For not only does life continue on for Bilbo Baggins but also for sales rep Tim Canterbury (not to be confused with the Canterbury Tales) from the original (and, might I argue, superior) version of The Office from the U.K.
In the following clip from The Office: Middle Earth (courtesy of Saturday Night Live), we find that Baggins is now working at a paper company with Gandalf as his boss (Bobby Moynihan in Ricky Gervais' role as the office buffoon David Brent).
Gollum (Taram Killam) is Bilbo's coworker who suffers the Jell-O harassment trick that Gareth Keenan (Mackenzie Crook) once did.
Just because the last horror movie I saw (The Babadook, above) was 2014's best doesn't mean it was a great year for horror. All told, I reviewed 21 fright flicks this year—if you count comedy trash like A Haunted House 2, actioners like RoboCop, and sci-fi/monster epics like Godzilla—and recommended just three of 'em.
Yep, I'm a tough critic.

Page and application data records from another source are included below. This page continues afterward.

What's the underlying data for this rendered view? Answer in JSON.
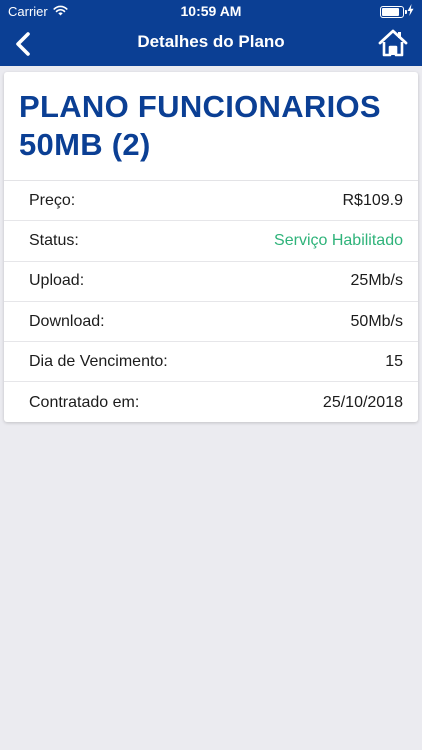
{
  "status_bar": {
    "carrier": "Carrier",
    "time": "10:59 AM"
  },
  "nav": {
    "title": "Detalhes do Plano",
    "back_icon": "chevron-left-icon",
    "home_icon": "home-icon"
  },
  "plan": {
    "title": "PLANO FUNCIONARIOS 50MB (2)",
    "details": [
      {
        "label": "Preço:",
        "value": "R$109.9"
      },
      {
        "label": "Status:",
        "value": "Serviço Habilitado"
      },
      {
        "label": "Upload:",
        "value": "25Mb/s"
      },
      {
        "label": "Download:",
        "value": "50Mb/s"
      },
      {
        "label": "Dia de Vencimento:",
        "value": "15"
      },
      {
        "label": "Contratado em:",
        "value": "25/10/2018"
      }
    ]
  },
  "colors": {
    "brand": "#0b3f94",
    "status_ok": "#2fb37a",
    "background": "#ebebf0"
  }
}
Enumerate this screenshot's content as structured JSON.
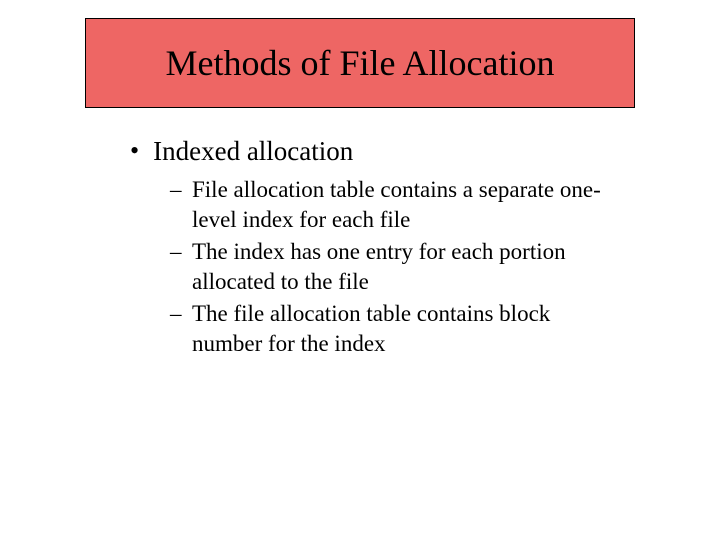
{
  "title": "Methods of File Allocation",
  "bullet": {
    "marker": "•",
    "text": "Indexed allocation"
  },
  "subitems": [
    {
      "dash": "–",
      "text": "File allocation table contains a separate one-level index for each file"
    },
    {
      "dash": "–",
      "text": "The index has one entry for each portion allocated to the file"
    },
    {
      "dash": "–",
      "text": "The file allocation table contains block number for the index"
    }
  ]
}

So here's my ratings, from killer to crap. Please keep in mind that I only reviewed movies that were released in theatres in Vancouver, so all those great horror flicks that weren't released in theatres in Vancouver are not included. Sorry about that.
Vancouver-born Stephanie Moseley, a dancer and aspiring actor, was reported dead on December 8 in Los Angeles in what police have determined to be a murder-suicide.
L.A. police responded to calls about gunshots fired and a woman screaming at an apartment complex. LAPD's SWAT team found the bodies of 30-year-old Moseley and her husband, 34-year-old rapper Earl Hayes.
Moseley had studied dance at Pacific Dance Arts in Vancouver, the Kirkwood Academy of Performing Arts in Nanaimo, and Danzmode Productions in Burnaby.
The codirector of The Interview spoke to the Straight this week about a variety of things, including what it’s like to wake up in the morning with gay James Franco in your life. On the subject of the notorious hack—which has plunged Sony Pictures into a deeply embarrassing crisis—the Vancouver-raised filmmaker pleaded ignorance.
“My gut instinct was, ‘Oh no, is it the North Koreans?’” said Goldberg, calling from Los Angeles while he ate a gluten-free sandwich, speaking of gay.
“For two seconds it was the North Koreans, and then the younger guys in our office who know way more about computers were, like, ‘No way. You’d have to know Sony’s network, it has to be somebody on the inside.’"